To read the profile, click here.

Nominees revealed for Procura+ Awards

4 November 2016

The 12 nominees have been announced for the 2016 edition of the prestigious Procura+ Awards, spanning cities and public authorities from across Europe. Winners will be invited to collect their trophies at a ceremony taking place as part of the Sustainable City Development conference in Malmö (Sweden) on 30 November.

The awards will be presented in three categories: 'Innovation Procurement of the Year' acknowledges an impressive procurement of innovation and the public authority as a launch customer; 'Sustainable Procurement of the Year' rewards the outstanding environmental, social and economic impacts of a procurement; and 'Tender Procedure of the Year' recognises procurers that took an exceptional approach to sustainable and innovation procurement.

Innovative solutions procured by the nominees include a home-assistance platform for patients suffering with Chronic Obstructive Pulmonary Disease, a spatial modelling service to identify areas for the installation of sustainable drainage measures to reduce the risk of flooding, and the procurement of innovative cleaning solutions. As well as international recognition, award winners will receive free entry and a presentation at the next EcoProcura conference; publicity through ICLEI’s channels; and one year’s free participation in the Procura+ Network.

To view the nominees, visit

New York City lays out roadmap to cut carbon emissions

3 November 2016

A new report commissioned by the mayor of New York City (USA) has set out the measures needed to achieve an 80 percent cut in emissions by the year 2050. Titled New York City’s Roadmap to 80 by 50, the document lays out strategies across four sectors: energy supply, buildings, transportation, and waste.
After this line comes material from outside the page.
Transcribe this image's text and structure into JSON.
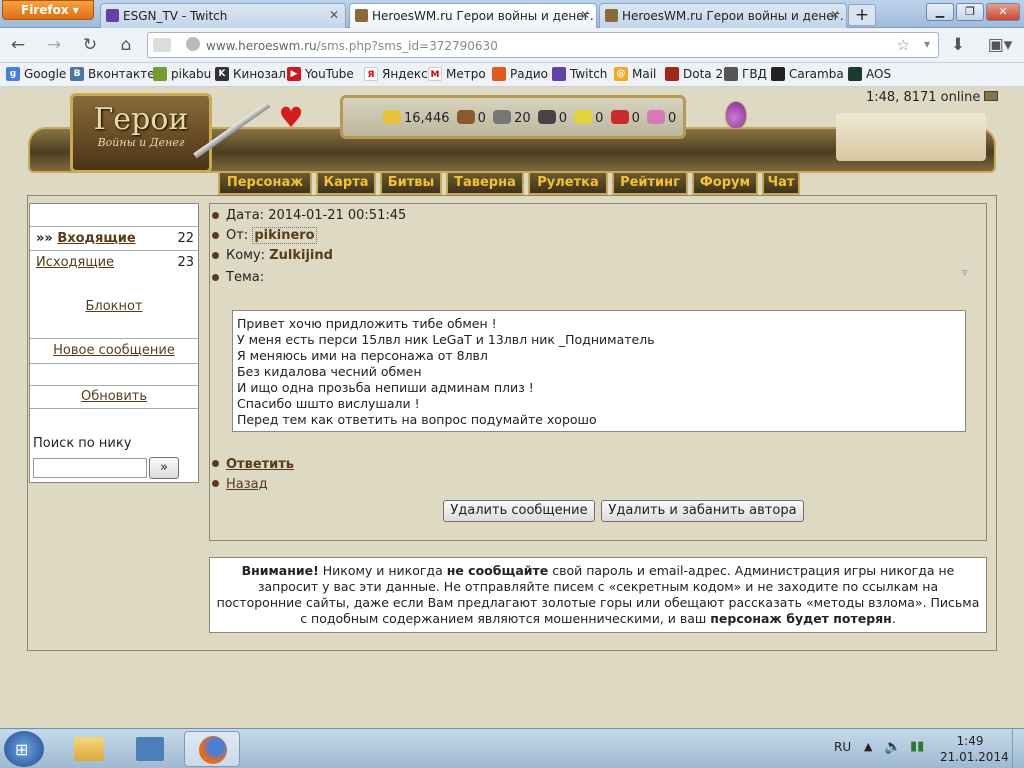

Among the suggestions, the roadmap calls for greater efficiency at power plants in the five boroughs, and increased investment in large-scale renewable energy projects, as well as energy storage. Energy codes related to buildings will be tightened and the government will help to provide financing for energy retrofits. The strategy also calls for increased amounts of solar panels on New York rooftops.

In terms of transport, the city wishes to improve opportunities for walking and cycling and the use of public transport. It will also increase the number of electric vehicles in the city’s fleet and work to expand electric vehicle charging infrastructure. Organic waste will be diverted from traditional landfills, and a greater focus will be placed on energy conversion from waste water treatment.

For more information, visit

New green public procurement case studies published by PRIMES

1 November 2016

A wide-range of green public procurement (GPP) case studies covering diverse topics have been published on the PRIMES project website. Case studies on subjects such as the procurement of electricity, transportation services, IT-equipment and more are available to read online. New examples will continue to be added over the next weeks.

Practical case studies are being developed throughout the life of the project to support local procurers to buy green products and services and to carry out energy-efficient construction works. Those interested in the public procurement of energy-efficient street lighting, electric vehicles, and green building retrofitting are invited to visit the website and learn more about the purchasing practices in place in other municipalities.

The EU-funded PRIMES project works with local authorities to develop basic skills and provides hands-on support for public purchasing organisations to help them overcome barriers and implement Green Public Purchasing.

To view the case studies, visit the PRIMES website.